| Exercise |
When the word "JSON" shows up in a line of the data below, copy that whole line.

| Source material |
== Segment start ==

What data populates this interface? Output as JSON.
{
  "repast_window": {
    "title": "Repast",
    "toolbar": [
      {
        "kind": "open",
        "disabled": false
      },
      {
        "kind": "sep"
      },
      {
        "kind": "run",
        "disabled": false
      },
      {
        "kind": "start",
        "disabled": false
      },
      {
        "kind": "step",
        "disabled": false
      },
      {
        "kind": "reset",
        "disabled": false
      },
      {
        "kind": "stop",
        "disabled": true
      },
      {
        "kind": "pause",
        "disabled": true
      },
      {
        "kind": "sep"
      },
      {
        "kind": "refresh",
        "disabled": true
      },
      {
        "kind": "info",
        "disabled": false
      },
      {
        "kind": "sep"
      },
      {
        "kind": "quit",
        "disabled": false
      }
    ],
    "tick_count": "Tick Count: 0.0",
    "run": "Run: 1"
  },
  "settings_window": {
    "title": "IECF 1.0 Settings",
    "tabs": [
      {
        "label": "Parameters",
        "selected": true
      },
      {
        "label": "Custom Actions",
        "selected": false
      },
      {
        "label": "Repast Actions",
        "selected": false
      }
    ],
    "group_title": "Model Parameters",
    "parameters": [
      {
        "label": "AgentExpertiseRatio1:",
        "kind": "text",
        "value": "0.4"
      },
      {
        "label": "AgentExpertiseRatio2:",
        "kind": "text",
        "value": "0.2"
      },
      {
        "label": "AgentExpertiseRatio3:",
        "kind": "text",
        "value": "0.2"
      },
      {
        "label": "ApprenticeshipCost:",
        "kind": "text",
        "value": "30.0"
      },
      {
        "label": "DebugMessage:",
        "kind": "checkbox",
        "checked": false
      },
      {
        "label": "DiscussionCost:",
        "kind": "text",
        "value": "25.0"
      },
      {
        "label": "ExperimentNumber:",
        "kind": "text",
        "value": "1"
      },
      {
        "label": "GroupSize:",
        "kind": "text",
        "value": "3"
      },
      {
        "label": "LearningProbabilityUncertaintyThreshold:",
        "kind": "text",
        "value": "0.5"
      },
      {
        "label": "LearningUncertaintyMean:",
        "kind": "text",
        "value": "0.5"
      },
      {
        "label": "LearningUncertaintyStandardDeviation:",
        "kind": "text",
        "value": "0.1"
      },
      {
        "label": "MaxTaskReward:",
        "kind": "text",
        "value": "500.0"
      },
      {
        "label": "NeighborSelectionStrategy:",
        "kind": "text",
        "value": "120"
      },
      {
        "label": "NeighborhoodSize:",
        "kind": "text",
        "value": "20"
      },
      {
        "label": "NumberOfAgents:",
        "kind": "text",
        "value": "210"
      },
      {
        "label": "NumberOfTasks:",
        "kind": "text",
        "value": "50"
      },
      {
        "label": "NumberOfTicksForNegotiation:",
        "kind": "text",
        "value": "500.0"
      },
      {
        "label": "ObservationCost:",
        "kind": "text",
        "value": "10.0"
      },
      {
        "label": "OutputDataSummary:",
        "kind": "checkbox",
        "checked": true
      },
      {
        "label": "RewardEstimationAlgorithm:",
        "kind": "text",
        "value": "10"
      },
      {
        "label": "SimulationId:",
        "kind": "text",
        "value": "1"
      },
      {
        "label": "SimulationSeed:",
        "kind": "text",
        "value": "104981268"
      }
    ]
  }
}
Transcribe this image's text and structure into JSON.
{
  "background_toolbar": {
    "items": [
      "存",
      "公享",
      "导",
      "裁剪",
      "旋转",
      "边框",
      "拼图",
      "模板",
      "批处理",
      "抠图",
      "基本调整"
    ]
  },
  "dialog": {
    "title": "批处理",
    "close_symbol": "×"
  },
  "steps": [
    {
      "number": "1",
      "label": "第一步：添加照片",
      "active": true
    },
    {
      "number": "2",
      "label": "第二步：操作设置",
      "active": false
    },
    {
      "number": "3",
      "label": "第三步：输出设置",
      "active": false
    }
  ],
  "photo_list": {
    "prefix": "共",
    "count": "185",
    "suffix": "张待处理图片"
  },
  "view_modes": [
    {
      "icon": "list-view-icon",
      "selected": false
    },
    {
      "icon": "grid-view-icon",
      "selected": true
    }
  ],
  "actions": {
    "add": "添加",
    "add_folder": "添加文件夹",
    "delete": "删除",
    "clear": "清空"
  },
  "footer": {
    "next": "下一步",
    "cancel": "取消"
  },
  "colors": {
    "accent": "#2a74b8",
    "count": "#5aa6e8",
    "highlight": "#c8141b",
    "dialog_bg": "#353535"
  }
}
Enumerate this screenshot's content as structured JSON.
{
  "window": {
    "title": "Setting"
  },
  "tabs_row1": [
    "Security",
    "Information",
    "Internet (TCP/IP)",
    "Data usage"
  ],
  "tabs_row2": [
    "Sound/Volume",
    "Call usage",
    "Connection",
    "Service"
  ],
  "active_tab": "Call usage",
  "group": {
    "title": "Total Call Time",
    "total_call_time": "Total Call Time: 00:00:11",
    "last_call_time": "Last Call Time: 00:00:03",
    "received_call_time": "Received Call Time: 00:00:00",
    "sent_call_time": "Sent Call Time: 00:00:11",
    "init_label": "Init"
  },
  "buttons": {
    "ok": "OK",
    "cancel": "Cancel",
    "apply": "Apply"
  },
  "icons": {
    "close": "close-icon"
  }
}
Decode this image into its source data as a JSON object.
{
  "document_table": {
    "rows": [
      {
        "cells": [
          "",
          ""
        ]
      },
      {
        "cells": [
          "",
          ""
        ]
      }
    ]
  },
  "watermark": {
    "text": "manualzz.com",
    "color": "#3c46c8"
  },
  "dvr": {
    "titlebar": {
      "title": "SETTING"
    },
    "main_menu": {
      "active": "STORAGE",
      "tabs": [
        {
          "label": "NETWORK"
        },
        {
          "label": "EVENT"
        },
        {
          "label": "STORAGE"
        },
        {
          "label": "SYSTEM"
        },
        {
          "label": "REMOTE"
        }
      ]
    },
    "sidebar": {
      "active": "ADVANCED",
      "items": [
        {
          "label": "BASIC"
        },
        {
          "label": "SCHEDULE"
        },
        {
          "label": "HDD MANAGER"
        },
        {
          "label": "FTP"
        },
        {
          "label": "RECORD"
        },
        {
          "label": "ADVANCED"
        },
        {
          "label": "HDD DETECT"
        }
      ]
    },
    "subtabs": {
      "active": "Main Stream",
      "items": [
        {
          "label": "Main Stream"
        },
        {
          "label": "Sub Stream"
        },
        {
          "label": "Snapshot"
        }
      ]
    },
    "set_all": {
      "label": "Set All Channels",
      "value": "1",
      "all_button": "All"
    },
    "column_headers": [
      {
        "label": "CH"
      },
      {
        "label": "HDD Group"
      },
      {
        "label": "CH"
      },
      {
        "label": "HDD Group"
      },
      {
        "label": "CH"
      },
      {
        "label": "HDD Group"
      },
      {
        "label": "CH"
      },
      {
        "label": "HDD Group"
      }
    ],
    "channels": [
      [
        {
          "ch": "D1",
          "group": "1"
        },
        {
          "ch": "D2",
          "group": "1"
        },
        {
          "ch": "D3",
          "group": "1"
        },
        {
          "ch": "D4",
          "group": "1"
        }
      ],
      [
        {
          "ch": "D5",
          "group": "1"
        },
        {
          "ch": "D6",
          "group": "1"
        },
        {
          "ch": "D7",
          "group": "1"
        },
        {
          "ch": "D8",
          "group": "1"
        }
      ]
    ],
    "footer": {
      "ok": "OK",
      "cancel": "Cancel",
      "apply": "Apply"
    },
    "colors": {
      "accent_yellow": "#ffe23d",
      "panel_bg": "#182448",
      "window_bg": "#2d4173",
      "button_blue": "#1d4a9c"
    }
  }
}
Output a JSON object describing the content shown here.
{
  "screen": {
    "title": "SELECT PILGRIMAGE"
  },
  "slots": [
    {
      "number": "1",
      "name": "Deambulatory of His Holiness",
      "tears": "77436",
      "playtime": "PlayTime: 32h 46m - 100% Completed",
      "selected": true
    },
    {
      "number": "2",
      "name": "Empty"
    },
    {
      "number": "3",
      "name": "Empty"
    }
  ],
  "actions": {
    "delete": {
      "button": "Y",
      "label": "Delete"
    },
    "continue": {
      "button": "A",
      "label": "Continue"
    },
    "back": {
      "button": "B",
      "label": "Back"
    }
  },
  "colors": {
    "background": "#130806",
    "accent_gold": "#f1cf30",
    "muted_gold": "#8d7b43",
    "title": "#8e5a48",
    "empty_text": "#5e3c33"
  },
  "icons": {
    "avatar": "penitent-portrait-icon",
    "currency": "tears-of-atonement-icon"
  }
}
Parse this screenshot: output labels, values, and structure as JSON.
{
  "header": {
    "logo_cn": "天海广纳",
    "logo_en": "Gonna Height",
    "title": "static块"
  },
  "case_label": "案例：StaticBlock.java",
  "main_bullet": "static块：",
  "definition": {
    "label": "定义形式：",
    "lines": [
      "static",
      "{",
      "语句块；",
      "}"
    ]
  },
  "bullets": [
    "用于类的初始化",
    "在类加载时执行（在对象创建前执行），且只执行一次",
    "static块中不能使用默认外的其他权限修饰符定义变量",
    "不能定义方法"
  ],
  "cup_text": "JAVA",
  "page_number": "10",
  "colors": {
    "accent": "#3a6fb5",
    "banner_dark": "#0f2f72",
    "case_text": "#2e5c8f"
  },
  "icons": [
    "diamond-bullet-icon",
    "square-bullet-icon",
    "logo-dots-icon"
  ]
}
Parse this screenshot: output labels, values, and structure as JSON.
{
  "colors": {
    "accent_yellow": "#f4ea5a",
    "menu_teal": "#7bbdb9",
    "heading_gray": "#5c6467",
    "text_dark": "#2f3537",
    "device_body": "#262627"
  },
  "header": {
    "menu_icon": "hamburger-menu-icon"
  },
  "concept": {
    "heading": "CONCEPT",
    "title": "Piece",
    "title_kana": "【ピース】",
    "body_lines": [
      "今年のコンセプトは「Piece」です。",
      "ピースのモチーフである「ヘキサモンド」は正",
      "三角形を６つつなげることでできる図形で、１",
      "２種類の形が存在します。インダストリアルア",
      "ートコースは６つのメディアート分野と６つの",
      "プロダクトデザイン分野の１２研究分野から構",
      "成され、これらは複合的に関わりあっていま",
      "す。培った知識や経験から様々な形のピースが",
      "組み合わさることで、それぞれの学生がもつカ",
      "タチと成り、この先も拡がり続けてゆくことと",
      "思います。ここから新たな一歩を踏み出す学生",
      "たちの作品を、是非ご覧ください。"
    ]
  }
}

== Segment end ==

| Task solution |
What data populates this interface? Output as JSON.
Transcribe this image's text and structure into JSON.
Enumerate this screenshot's content as structured JSON.
Decode this image into its source data as a JSON object.
Output a JSON object describing the content shown here.
Parse this screenshot: output labels, values, and structure as JSON.
Parse this screenshot: output labels, values, and structure as JSON.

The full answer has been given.